The team at NASA is considering renaming its new groundbreaking telescope due to anti-LGBTQ+ claims.

The impressive device is set to launch later this year and has been dubbed as the most powerful and largest telescope ever created.

But aside from its state of the art technology, many astronomers and LGBTQ+ activists have come out against the device’s namesake, James Webb.

Webb, who was the administrator of NASA throughout the 1960s, took part in some of the agency’s biggest projects like the Apollo program.

However, unsettling evidence has come out that he allegedly took part in an LGBTQ+ purge of the government.

According to a report from Scientific American, during Webb’s time as the undersecretary between 1949 to 1952, he drafted an array of memos that discussed “the problem of homosexuals and sex perverts.”

These anti-LGBTQ+ documents were allegedly sent to a senator, who at the time was taking point in the persecution of the queer community.

Shortly after the evidence was discovered, a petition was drafted by the four astronomers – Lucianne Walkowicz, Chanda Prescod-Weinstein, Brian Nord and Sarah Tuttle – in an effort to rename the new telescope.

“We felt that we should take a public stand on naming such an important facility after someone whose values were so questionable. It’s time for NASA to stand up and be on the right side of history,” the four astronomers wrote.

The document accumulated over 1,250 signatures and has sparked an investigation by NASA chief historian Brian Odom.

David Johnson, a historian who wrote the LGBTQ+ nonfiction book The Lavender Scare, opened up about the new findings and revealed that he found no evidence of Webb leading the persecution.

“I don’t see him as having any sort of leadership role in the lavender scare,” he told Nature.

He did however mention that Webb attended a White House meeting regarding the “threat” that LGBTQ+ people posed.
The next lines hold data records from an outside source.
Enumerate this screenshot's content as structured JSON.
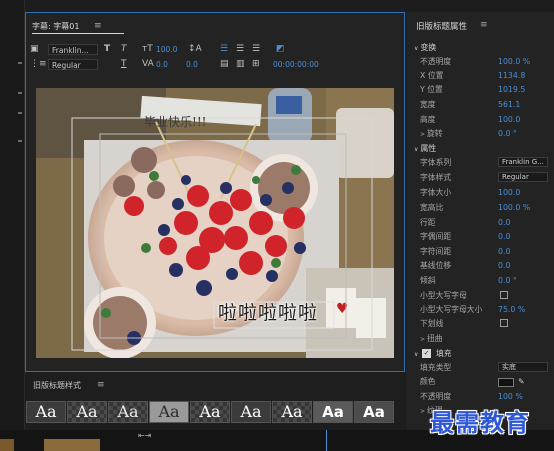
{
  "title_panel": {
    "tab_label": "字幕: 字幕01",
    "menu_glyph": "≡",
    "font_family": "Franklin...",
    "font_style": "Regular",
    "font_size": "100.0",
    "tracking": "0.0",
    "leading": "0.0",
    "timecode": "00:00:00:00",
    "overlay_text": "啦啦啦啦啦",
    "banner_text": "毕业快乐!!!"
  },
  "styles_panel": {
    "label": "旧版标题样式",
    "menu_glyph": "≡",
    "swatches": [
      "Aa",
      "Aa",
      "Aa",
      "Aa",
      "Aa",
      "Aa",
      "Aa",
      "Aa",
      "Aa"
    ]
  },
  "properties": {
    "title": "旧版标题属性",
    "menu_glyph": "≡",
    "transform_section": "变换",
    "opacity_label": "不透明度",
    "opacity_value": "100.0 %",
    "x_label": "X 位置",
    "x_value": "1134.8",
    "y_label": "Y 位置",
    "y_value": "1019.5",
    "width_label": "宽度",
    "width_value": "561.1",
    "height_label": "高度",
    "height_value": "100.0",
    "rotation_label": "旋转",
    "rotation_value": "0.0 °",
    "attrs_section": "属性",
    "font_family_label": "字体系列",
    "font_family_value": "Franklin G...",
    "font_style_label": "字体样式",
    "font_style_value": "Regular",
    "font_size_label": "字体大小",
    "font_size_value": "100.0",
    "aspect_label": "宽高比",
    "aspect_value": "100.0 %",
    "leading_label": "行距",
    "leading_value": "0.0",
    "kerning_label": "字偶间距",
    "kerning_value": "0.0",
    "tracking_label": "字符间距",
    "tracking_value": "0.0",
    "baseline_label": "基线位移",
    "baseline_value": "0.0",
    "slant_label": "倾斜",
    "slant_value": "0.0 °",
    "smallcaps_label": "小型大写字母",
    "smallcaps_size_label": "小型大写字母大小",
    "smallcaps_size_value": "75.0 %",
    "underline_label": "下划线",
    "distort_label": "扭曲",
    "fill_section": "填充",
    "fill_type_label": "填充类型",
    "fill_type_value": "实底",
    "color_label": "颜色",
    "fill_opacity_label": "不透明度",
    "fill_opacity_value": "100 %",
    "texture_label": "纹理"
  },
  "watermark": "最需教育",
  "colors": {
    "accent": "#4c8ed6",
    "panel_border": "#2d6fb5",
    "watermark": "#2f58d8"
  }
}
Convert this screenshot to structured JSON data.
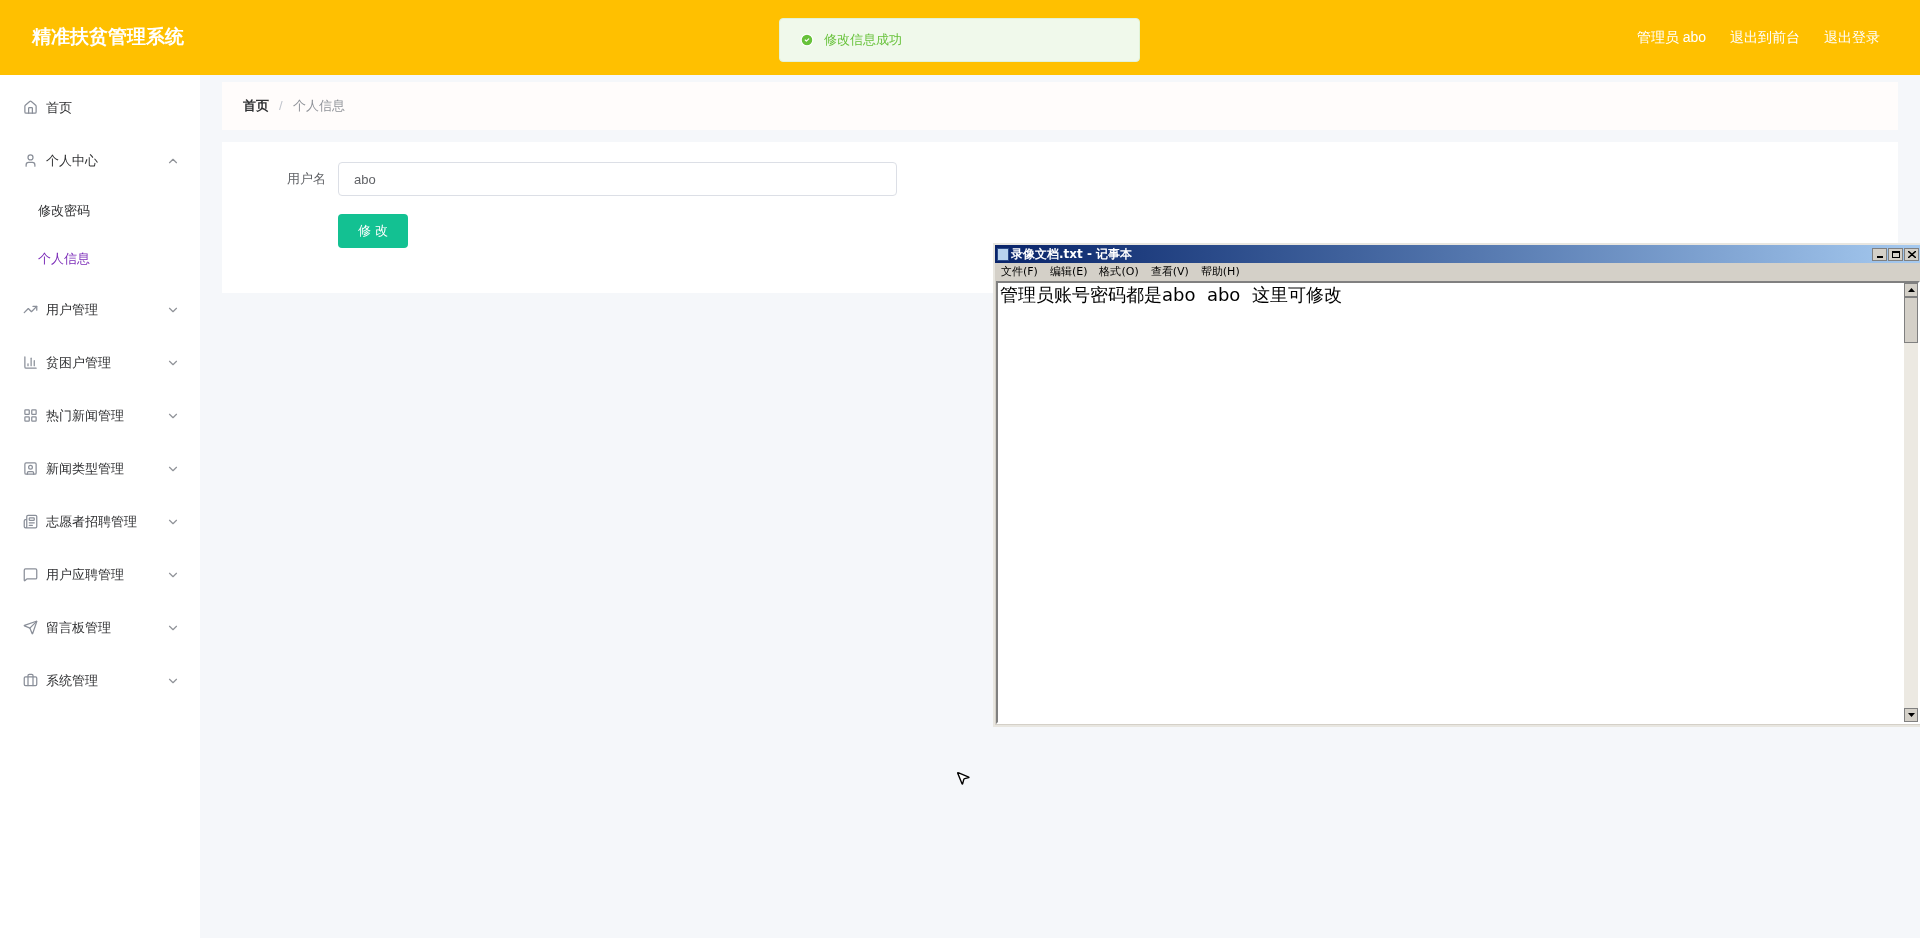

The meeting was allegedly called to calm the hysteria surrounding the queer community.

After the investigation is complete, the final decision will be up to the current NASA administrator Bill Nelson.